* Your objective:
Pull out every line in the data that has the string "header" in it.

'''

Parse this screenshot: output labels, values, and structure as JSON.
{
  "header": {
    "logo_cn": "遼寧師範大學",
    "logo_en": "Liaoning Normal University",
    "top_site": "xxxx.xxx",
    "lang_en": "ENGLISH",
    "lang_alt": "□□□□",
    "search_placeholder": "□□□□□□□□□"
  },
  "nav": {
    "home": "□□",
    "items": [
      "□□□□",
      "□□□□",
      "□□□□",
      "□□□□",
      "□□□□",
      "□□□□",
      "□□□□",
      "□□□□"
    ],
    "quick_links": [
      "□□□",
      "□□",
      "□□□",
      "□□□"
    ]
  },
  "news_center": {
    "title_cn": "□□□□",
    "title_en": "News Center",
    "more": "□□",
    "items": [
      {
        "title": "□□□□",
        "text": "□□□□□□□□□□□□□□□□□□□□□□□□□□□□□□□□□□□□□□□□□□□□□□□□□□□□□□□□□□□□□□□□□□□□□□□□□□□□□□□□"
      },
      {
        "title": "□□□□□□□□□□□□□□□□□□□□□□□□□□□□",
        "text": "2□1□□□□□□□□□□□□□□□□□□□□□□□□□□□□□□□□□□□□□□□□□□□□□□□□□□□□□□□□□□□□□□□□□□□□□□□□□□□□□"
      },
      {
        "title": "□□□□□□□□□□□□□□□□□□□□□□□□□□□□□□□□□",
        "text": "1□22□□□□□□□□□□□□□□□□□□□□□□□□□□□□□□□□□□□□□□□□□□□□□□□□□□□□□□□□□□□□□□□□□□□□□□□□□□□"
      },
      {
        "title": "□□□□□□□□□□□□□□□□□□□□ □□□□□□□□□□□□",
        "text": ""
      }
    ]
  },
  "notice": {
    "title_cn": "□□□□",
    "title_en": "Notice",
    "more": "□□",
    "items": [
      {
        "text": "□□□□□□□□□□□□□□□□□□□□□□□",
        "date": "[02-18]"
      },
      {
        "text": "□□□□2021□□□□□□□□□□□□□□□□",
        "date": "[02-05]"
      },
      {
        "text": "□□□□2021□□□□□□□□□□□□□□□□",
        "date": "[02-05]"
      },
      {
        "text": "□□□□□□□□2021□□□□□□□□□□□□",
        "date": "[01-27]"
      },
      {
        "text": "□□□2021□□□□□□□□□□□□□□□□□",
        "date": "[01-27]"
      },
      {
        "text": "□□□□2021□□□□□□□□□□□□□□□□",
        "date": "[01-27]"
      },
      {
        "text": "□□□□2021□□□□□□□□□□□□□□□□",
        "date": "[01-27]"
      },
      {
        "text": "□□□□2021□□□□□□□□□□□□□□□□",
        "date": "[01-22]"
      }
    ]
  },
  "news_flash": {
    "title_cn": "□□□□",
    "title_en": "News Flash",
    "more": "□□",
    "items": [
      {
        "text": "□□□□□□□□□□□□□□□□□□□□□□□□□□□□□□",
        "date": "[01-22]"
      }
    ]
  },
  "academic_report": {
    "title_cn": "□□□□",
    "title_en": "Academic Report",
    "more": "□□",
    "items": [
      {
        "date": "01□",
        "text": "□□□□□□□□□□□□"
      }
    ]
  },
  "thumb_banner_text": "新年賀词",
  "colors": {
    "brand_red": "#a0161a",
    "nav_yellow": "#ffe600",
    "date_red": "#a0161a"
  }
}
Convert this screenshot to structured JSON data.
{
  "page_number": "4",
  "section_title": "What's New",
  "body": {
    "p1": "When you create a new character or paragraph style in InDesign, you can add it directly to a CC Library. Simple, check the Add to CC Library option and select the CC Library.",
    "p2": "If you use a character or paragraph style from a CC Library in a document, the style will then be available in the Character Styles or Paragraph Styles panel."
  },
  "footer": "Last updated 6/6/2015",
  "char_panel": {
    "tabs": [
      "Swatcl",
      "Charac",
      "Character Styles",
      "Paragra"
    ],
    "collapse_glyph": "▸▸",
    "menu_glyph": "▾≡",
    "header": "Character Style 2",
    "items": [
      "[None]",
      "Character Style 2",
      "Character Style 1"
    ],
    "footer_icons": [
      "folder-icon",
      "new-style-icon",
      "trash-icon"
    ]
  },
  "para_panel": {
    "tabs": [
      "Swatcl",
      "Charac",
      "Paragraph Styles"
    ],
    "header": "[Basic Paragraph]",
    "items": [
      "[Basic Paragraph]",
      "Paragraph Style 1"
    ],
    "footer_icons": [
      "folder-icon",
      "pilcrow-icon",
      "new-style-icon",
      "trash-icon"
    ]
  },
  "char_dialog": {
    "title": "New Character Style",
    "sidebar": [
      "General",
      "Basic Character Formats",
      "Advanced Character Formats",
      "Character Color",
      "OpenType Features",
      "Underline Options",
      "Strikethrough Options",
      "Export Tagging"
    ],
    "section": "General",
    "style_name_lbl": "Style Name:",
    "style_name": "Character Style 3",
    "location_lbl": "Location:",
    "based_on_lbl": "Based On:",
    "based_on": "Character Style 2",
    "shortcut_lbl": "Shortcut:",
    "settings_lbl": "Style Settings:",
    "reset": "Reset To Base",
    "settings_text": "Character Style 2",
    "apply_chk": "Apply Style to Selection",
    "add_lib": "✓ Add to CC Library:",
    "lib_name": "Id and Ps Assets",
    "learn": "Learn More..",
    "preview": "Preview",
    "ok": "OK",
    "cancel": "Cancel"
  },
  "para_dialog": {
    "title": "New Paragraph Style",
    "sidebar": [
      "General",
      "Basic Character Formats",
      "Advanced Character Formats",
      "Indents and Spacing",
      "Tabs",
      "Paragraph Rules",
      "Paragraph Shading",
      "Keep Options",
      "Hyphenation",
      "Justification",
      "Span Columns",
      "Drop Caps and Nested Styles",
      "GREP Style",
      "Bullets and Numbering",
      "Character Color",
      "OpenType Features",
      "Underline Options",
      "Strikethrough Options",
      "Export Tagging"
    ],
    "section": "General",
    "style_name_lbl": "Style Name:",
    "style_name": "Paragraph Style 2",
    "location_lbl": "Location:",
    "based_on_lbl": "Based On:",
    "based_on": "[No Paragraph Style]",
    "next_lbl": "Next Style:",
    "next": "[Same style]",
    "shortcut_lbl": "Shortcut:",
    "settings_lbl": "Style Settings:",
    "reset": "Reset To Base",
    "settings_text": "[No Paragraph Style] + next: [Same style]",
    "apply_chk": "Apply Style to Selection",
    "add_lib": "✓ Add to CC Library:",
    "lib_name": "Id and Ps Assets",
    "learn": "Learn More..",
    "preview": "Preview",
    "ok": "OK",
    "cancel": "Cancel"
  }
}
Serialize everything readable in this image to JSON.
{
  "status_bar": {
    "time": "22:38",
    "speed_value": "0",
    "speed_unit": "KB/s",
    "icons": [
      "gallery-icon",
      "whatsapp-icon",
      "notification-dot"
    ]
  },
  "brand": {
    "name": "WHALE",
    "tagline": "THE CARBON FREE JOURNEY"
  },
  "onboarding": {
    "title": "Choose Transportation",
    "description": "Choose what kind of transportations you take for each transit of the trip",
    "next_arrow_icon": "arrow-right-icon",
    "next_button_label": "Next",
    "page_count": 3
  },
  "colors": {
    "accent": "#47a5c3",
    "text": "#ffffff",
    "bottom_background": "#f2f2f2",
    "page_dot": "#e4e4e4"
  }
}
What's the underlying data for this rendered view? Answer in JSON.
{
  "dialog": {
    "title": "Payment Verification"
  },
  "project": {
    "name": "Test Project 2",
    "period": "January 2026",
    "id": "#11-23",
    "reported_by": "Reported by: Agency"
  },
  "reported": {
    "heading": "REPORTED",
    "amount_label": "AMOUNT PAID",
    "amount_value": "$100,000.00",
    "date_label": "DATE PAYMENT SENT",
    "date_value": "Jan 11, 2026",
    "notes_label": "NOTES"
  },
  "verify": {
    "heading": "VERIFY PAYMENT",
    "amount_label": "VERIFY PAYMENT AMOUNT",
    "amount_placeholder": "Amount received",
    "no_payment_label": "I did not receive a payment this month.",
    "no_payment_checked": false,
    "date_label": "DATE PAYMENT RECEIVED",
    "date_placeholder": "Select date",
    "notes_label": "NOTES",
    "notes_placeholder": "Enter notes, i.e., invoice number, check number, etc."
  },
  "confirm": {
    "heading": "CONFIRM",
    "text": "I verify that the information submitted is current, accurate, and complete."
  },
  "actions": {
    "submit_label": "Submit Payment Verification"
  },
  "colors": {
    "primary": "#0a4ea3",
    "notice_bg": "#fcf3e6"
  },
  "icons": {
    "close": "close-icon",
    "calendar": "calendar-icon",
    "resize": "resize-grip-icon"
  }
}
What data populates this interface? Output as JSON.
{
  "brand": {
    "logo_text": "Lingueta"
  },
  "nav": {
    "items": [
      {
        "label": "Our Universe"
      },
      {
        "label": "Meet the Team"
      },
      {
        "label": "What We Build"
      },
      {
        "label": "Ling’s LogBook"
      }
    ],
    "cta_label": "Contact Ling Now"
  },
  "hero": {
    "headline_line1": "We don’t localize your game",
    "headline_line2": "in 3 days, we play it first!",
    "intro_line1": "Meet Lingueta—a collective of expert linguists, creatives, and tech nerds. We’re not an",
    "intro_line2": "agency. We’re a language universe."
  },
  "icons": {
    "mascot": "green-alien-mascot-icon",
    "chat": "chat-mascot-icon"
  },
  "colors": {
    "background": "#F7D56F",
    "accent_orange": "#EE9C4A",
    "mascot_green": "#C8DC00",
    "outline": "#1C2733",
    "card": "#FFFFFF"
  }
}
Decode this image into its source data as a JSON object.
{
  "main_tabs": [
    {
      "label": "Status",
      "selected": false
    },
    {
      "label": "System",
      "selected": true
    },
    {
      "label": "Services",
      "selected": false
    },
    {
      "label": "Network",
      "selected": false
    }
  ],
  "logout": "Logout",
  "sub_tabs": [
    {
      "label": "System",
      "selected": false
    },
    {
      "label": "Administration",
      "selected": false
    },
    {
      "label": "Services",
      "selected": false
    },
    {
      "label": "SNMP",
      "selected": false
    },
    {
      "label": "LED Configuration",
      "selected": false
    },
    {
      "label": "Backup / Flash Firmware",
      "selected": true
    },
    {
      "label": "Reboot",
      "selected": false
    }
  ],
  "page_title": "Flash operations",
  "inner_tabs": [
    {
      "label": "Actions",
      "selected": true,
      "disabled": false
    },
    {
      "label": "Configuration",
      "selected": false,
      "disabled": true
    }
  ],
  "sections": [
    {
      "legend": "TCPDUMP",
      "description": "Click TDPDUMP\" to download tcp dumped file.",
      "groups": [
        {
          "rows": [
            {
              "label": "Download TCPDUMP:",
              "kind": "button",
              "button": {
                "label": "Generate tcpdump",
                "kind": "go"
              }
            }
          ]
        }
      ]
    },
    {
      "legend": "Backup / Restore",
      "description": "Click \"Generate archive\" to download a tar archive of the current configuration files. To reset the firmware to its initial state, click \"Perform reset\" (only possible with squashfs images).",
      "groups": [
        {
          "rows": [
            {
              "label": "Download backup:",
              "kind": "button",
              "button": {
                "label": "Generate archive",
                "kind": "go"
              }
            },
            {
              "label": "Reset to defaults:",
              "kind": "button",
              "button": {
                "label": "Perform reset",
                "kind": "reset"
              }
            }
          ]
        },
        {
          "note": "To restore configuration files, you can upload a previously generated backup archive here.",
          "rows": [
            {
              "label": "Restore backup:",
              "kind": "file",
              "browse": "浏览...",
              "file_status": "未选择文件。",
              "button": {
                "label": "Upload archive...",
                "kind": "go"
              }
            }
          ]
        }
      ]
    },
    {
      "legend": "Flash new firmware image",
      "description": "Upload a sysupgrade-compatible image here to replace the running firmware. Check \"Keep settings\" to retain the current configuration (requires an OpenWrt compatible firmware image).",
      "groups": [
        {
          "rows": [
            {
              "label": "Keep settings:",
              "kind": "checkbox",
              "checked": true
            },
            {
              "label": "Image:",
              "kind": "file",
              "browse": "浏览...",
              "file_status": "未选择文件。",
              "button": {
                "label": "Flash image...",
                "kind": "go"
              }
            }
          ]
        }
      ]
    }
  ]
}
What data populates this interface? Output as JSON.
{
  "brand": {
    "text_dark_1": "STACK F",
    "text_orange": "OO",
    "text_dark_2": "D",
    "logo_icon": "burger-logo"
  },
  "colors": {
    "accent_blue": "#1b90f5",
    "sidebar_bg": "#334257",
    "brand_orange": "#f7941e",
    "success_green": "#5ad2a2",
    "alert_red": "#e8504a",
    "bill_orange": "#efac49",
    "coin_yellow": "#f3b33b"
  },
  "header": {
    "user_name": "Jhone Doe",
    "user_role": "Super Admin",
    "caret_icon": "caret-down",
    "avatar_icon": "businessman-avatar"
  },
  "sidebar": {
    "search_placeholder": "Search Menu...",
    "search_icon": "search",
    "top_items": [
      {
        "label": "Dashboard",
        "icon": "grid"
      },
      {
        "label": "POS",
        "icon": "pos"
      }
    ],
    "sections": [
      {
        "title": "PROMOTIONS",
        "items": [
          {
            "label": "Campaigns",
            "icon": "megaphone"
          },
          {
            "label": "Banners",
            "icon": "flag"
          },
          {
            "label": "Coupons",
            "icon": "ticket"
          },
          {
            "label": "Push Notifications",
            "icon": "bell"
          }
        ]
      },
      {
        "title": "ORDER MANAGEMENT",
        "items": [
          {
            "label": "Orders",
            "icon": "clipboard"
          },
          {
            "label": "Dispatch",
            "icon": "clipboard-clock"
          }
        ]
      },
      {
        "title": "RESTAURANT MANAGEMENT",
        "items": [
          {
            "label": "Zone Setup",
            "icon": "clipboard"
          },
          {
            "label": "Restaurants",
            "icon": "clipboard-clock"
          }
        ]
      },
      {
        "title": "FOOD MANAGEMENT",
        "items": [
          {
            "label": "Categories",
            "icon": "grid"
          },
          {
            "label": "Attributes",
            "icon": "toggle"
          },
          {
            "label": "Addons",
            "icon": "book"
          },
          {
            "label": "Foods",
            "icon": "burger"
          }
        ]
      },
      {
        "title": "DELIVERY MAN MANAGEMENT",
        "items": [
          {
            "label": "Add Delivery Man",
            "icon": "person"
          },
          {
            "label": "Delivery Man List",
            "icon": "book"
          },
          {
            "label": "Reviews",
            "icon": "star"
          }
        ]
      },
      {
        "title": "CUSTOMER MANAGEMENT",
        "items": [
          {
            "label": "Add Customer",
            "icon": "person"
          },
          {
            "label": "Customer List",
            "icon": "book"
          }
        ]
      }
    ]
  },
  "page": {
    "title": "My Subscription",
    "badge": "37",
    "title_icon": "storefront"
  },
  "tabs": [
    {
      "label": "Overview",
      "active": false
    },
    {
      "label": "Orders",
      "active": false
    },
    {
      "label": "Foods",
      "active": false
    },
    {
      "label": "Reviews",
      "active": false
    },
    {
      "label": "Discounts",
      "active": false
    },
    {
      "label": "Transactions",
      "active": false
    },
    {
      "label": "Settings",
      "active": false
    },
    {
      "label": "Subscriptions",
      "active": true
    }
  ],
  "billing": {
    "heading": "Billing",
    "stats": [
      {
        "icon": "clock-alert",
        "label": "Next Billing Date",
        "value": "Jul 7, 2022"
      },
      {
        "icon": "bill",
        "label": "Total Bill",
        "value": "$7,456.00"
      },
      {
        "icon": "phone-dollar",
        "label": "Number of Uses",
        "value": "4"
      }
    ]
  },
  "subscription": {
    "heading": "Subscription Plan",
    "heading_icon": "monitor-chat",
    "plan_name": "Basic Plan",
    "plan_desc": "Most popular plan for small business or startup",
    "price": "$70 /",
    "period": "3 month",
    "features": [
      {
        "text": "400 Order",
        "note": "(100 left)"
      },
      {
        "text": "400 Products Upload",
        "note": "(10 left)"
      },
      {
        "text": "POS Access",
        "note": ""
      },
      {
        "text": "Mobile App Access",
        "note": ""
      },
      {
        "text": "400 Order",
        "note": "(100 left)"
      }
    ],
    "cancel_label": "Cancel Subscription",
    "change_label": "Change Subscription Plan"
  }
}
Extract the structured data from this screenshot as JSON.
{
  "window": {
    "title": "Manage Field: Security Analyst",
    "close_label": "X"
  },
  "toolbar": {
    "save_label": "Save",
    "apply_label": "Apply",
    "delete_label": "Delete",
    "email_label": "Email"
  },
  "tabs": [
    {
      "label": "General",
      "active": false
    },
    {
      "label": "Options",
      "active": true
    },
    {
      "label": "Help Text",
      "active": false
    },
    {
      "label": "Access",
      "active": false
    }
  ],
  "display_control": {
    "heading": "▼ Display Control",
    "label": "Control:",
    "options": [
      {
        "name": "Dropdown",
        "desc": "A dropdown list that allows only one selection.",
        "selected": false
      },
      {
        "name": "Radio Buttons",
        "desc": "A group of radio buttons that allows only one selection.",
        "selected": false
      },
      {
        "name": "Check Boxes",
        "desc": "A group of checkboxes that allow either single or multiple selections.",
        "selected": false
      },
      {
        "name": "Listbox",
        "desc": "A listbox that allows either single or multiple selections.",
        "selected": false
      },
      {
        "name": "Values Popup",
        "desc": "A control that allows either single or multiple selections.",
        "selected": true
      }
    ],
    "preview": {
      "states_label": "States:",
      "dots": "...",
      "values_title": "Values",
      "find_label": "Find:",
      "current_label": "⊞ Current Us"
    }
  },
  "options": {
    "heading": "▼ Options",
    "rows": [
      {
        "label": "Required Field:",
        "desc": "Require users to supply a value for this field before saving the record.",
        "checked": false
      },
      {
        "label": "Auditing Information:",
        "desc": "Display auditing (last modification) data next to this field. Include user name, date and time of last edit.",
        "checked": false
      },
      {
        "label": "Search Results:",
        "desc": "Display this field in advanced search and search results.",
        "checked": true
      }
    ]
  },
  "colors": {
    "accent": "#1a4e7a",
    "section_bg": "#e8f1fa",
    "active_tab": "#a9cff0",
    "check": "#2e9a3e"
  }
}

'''

* Exercise output:
  "header": {
    "header": "Character Style 2",
    "header": "[Basic Paragraph]",
  "header": {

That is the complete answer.